═══ Extracted information

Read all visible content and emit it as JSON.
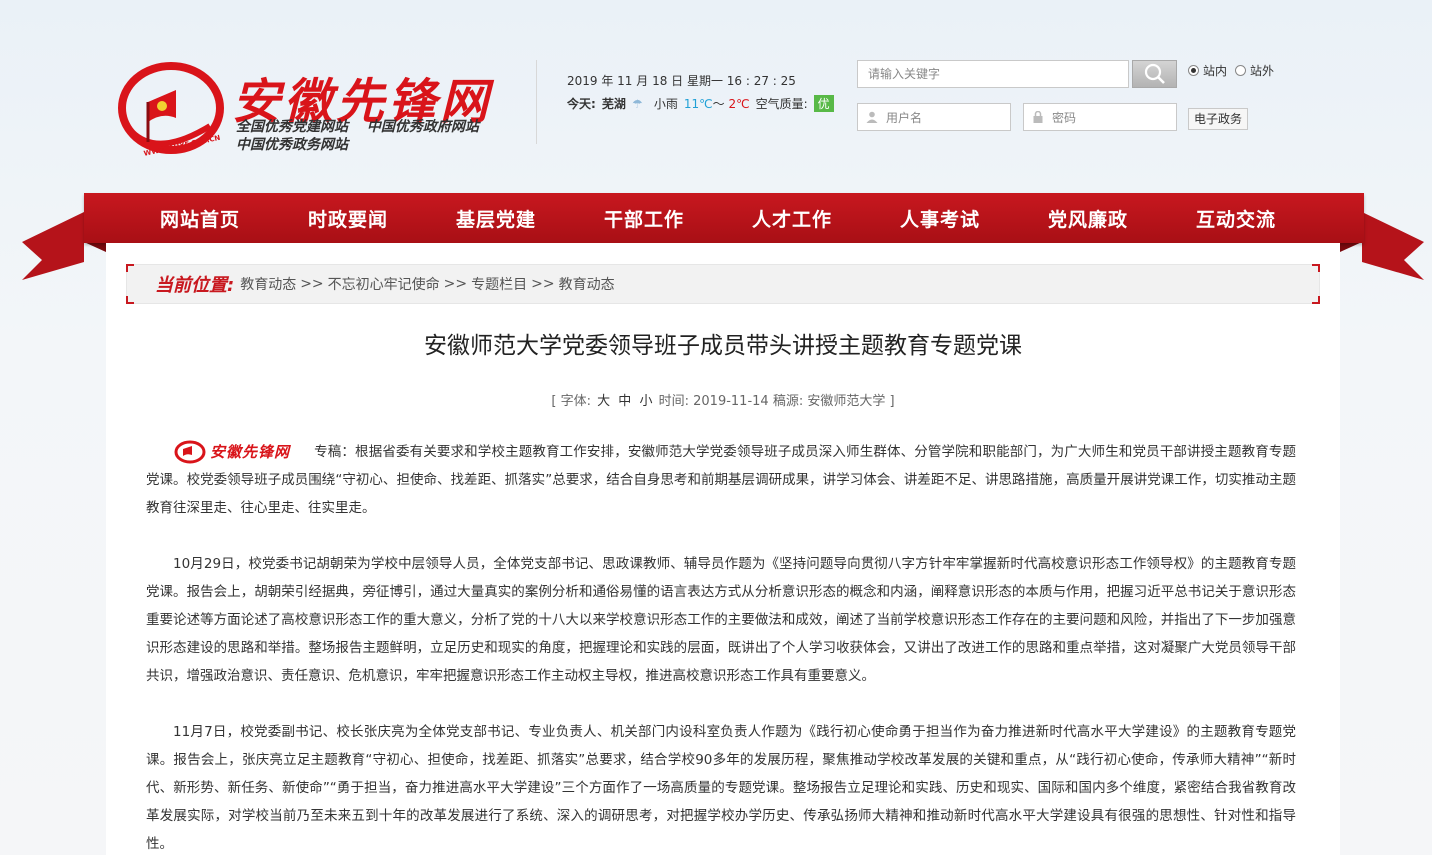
{
  "site": {
    "name": "安徽先锋网",
    "url_mark": "WWW.AHXF.GOV.CN",
    "subtitles": [
      "全国优秀党建网站",
      "中国优秀政府网站",
      "中国优秀政务网站"
    ]
  },
  "datetime": "2019 年 11 月 18 日 星期一 16 : 27 : 25",
  "weather": {
    "label": "今天:",
    "city": "芜湖",
    "condition": "小雨",
    "temp_low": "11℃",
    "separator": "～",
    "temp_high": "2℃",
    "aqi_label": "空气质量:",
    "aqi_value": "优"
  },
  "search": {
    "placeholder": "请输入关键字",
    "scope_options": [
      "站内",
      "站外"
    ],
    "scope_selected": "站内"
  },
  "login": {
    "username_placeholder": "用户名",
    "password_placeholder": "密码",
    "egov_label": "电子政务"
  },
  "nav": {
    "items": [
      "网站首页",
      "时政要闻",
      "基层党建",
      "干部工作",
      "人才工作",
      "人事考试",
      "党风廉政",
      "互动交流"
    ]
  },
  "breadcrumb": {
    "title": "当前位置:",
    "items": [
      "教育动态",
      "不忘初心牢记使命",
      "专题栏目",
      "教育动态"
    ],
    "separator": ">>"
  },
  "article": {
    "title": "安徽师范大学党委领导班子成员带头讲授主题教育专题党课",
    "meta": {
      "open": "[",
      "font_label": "字体:",
      "size_large": "大",
      "size_medium": "中",
      "size_small": "小",
      "time_label": "时间:",
      "time": "2019-11-14",
      "source_label": "稿源:",
      "source": "安徽师范大学",
      "close": "]"
    },
    "inline_logo_text": "安徽先锋网",
    "paragraphs": [
      "专稿：根据省委有关要求和学校主题教育工作安排，安徽师范大学党委领导班子成员深入师生群体、分管学院和职能部门，为广大师生和党员干部讲授主题教育专题党课。校党委领导班子成员围绕“守初心、担使命、找差距、抓落实”总要求，结合自身思考和前期基层调研成果，讲学习体会、讲差距不足、讲思路措施，高质量开展讲党课工作，切实推动主题教育往深里走、往心里走、往实里走。",
      "10月29日，校党委书记胡朝荣为学校中层领导人员，全体党支部书记、思政课教师、辅导员作题为《坚持问题导向贯彻八字方针牢牢掌握新时代高校意识形态工作领导权》的主题教育专题党课。报告会上，胡朝荣引经据典，旁征博引，通过大量真实的案例分析和通俗易懂的语言表达方式从分析意识形态的概念和内涵，阐释意识形态的本质与作用，把握习近平总书记关于意识形态重要论述等方面论述了高校意识形态工作的重大意义，分析了党的十八大以来学校意识形态工作的主要做法和成效，阐述了当前学校意识形态工作存在的主要问题和风险，并指出了下一步加强意识形态建设的思路和举措。整场报告主题鲜明，立足历史和现实的角度，把握理论和实践的层面，既讲出了个人学习收获体会，又讲出了改进工作的思路和重点举措，这对凝聚广大党员领导干部共识，增强政治意识、责任意识、危机意识，牢牢把握意识形态工作主动权主导权，推进高校意识形态工作具有重要意义。",
      "11月7日，校党委副书记、校长张庆亮为全体党支部书记、专业负责人、机关部门内设科室负责人作题为《践行初心使命勇于担当作为奋力推进新时代高水平大学建设》的主题教育专题党课。报告会上，张庆亮立足主题教育“守初心、担使命，找差距、抓落实”总要求，结合学校90多年的发展历程，聚焦推动学校改革发展的关键和重点，从“践行初心使命，传承师大精神”“新时代、新形势、新任务、新使命”“勇于担当，奋力推进高水平大学建设”三个方面作了一场高质量的专题党课。整场报告立足理论和实践、历史和现实、国际和国内多个维度，紧密结合我省教育改革发展实际，对学校当前乃至未来五到十年的改革发展进行了系统、深入的调研思考，对把握学校办学历史、传承弘扬师大精神和推动新时代高水平大学建设具有很强的思想性、针对性和指导性。"
    ]
  },
  "colors": {
    "brand_red": "#c8181f",
    "logo_red": "#d9141a",
    "aqi_green": "#58b947"
  }
}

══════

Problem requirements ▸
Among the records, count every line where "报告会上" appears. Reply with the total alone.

Response to the task ▸
2